It’s Saturday morning as I’m writing this blog post and short story. I just finished the outline for the first season of Ted Saves the World. Even though there’s a lot of work left, I’m very happy to move down to the next step on the to-do list. If all goes well, I’ll have the first draft finished five weeks from today.
Last week, I told you that I’d share some of the stories of my life with you. I thought I’d start with something lovey-dovey. My first kiss. Enjoy.
It was dangerous. Leah and I walked hand-in-hand on the shoulder of a dark road not 200 feet from where I’d gotten in my first traffic accident a year earlier. I felt invincible when she was with me. Her long, slender fingers intertwined with mine as the cars passing by gave us a wide birth. Leah’s arm dangled lower than mine and she bent her elbow to accommodate. She had yet to fully grow into her body, a fact I wouldn’t notice until years later in still photographs. We turned off the narrow pathway and onto a residential street. It would have been easy to drive Leah to her friend’s house for girl’s night. But I was in the business of spending as much time with her as I could.
As we walked under the street lamps her face became illuminated. It was thin like her frame and contained punctuation marks of freckles on her cheeks. Her lips were full and pink. She had no need or desire for makeup. The two of us walked up her friend’s driveway and I began to feel a familiar knot in my stomach. We’d been on four dates and we’d walked together in school almost every day for a month. I had yet to go beyond a peck on the cheek and a hug. The knot reminded me how afraid I was of rejection and how much pressure I’d put on myself to get into a fairy-tale relationship. Instead of enjoying these heartfelt goodbyes, my fight or flight response was working overtime.
“Have fun,” I said.
“Thanks. What are you going to do?”
“Think about how much fun you’re having.”
Leah laughed. Her laughs were hearty and genuine. They made me feel like the funniest person alive. Every so often, I’d make her laugh hard enough that a vein would come out on her forehead. Pulling that off was like winning an award for me.

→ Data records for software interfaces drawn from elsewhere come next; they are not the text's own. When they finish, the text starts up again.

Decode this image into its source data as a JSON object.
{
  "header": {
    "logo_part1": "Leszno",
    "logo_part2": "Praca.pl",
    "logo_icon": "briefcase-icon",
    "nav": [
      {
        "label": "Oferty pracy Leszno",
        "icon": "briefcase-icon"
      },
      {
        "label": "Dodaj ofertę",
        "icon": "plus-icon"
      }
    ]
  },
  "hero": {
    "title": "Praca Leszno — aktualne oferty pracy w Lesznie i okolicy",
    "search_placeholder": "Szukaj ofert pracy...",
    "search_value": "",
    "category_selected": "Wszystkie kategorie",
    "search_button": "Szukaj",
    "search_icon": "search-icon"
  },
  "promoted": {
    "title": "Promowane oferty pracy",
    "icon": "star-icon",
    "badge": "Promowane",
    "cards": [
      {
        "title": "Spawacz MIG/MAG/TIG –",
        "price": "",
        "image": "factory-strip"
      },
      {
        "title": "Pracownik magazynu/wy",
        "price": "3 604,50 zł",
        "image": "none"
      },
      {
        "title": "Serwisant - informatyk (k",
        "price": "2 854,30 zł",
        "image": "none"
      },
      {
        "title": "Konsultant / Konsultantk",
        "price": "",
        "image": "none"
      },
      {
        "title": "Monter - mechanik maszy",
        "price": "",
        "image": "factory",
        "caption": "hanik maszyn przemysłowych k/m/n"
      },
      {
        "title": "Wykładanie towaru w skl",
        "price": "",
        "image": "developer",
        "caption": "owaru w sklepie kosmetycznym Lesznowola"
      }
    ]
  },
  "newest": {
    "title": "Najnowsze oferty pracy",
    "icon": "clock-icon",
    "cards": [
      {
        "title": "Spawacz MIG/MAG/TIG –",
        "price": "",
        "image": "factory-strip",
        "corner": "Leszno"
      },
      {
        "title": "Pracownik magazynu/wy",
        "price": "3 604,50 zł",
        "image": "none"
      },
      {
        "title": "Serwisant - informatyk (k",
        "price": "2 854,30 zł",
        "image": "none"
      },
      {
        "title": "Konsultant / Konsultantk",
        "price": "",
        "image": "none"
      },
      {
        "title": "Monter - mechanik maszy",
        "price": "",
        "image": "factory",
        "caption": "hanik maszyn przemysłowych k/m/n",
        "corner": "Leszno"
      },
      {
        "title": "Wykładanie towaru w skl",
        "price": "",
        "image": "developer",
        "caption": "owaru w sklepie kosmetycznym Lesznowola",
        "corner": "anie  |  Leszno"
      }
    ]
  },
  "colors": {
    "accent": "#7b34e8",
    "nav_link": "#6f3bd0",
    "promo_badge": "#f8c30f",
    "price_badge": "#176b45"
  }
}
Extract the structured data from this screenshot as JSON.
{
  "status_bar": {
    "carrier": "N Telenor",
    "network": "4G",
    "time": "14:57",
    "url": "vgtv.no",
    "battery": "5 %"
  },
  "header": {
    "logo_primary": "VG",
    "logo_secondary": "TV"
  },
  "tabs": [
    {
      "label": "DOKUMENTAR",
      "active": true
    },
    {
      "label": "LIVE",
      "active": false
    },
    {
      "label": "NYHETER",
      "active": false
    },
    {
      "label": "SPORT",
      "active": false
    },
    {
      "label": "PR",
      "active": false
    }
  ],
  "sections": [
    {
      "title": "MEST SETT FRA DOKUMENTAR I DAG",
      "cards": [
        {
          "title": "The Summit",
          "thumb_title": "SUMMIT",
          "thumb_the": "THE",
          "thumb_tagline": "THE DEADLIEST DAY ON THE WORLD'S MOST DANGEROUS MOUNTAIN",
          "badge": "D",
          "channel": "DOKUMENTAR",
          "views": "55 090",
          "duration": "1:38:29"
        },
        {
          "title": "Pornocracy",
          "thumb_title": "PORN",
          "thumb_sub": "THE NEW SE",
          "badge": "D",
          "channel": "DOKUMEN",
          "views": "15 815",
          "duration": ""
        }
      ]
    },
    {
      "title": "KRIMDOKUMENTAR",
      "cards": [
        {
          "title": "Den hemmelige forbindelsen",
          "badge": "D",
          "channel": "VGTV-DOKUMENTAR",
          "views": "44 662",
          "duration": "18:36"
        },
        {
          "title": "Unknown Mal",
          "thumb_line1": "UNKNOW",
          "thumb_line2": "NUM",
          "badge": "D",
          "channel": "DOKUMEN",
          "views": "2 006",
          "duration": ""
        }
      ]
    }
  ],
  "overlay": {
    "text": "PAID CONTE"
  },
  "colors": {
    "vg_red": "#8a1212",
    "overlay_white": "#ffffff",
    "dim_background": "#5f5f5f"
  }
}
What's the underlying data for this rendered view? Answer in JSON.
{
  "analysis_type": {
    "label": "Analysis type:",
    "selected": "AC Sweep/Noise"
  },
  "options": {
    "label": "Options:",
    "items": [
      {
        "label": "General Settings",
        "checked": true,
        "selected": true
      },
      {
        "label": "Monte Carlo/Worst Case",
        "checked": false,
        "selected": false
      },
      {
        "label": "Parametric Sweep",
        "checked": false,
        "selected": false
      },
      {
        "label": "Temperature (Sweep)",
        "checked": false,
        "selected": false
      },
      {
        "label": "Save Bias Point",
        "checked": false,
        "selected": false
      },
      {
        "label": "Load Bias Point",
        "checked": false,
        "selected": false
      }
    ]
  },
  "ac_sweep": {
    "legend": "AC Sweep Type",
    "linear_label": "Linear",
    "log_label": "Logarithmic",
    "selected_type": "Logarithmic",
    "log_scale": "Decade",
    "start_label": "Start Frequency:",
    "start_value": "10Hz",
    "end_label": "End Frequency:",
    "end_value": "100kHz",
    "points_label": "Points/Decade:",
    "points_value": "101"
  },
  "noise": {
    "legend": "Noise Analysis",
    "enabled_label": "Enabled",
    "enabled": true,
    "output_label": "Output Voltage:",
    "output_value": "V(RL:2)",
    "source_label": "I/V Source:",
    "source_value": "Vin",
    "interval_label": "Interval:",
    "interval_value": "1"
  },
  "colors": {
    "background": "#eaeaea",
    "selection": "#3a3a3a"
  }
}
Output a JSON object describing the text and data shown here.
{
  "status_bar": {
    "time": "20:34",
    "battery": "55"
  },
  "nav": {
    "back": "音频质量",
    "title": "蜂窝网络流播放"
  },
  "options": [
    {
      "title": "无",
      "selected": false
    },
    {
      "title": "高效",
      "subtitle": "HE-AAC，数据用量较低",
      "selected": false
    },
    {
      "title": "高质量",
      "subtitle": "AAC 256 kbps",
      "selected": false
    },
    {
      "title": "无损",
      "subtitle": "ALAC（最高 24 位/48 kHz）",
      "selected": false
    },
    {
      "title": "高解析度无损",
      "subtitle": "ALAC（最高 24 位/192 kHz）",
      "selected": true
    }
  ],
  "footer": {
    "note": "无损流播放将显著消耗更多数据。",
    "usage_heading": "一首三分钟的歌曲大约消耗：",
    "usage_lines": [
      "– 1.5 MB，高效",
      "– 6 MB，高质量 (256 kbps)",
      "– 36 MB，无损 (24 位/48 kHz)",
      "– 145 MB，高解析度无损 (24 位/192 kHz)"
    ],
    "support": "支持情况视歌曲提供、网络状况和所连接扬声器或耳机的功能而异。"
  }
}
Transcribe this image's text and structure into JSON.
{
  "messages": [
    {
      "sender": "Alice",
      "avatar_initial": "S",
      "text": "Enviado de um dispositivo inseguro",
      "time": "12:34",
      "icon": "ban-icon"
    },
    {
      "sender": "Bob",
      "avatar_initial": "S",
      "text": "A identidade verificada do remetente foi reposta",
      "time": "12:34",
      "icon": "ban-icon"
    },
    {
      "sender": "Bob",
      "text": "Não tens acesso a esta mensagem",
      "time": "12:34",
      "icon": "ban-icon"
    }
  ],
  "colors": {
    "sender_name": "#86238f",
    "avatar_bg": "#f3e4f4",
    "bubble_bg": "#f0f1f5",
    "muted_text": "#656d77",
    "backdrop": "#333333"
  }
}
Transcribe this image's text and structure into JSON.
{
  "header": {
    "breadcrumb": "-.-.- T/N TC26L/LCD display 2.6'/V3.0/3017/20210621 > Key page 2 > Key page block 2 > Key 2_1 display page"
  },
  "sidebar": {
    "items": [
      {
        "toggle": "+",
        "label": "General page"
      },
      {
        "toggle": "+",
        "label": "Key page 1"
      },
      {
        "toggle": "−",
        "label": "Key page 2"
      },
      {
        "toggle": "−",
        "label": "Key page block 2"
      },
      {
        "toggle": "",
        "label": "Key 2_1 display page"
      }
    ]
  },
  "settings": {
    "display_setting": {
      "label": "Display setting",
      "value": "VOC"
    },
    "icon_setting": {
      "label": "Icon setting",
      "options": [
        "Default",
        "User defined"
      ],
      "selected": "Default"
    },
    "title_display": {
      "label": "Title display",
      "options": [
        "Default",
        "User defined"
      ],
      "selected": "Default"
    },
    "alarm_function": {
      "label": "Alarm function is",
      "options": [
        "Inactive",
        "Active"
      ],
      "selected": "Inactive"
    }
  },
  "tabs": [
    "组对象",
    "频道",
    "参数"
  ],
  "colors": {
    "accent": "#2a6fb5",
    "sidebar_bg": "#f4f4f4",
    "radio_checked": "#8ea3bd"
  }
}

“I’ll call you tomorrow,” I said.
I leaned in toward Leah’s face. Everything inside me told me to turn and avoid her lips at all cost. Instead, I went for it, and she accepted me. I’d watched her lips move when she smiled or talked or laughed but it was different when I pressed them against mine. There was a lightness to it. A gentle, temporary touch. The kiss was brief, but it made my worries evaporate and transform into joy. We paused for a moment after we pulled back to soak it in. I didn’t know it then, but a first kiss can tell you volumes about a relationship. Ours foretold tentative and caring compatibility. I watched her walk inside and floated back home.
Top Image: Flickr Creative Commons Kiss by Marcus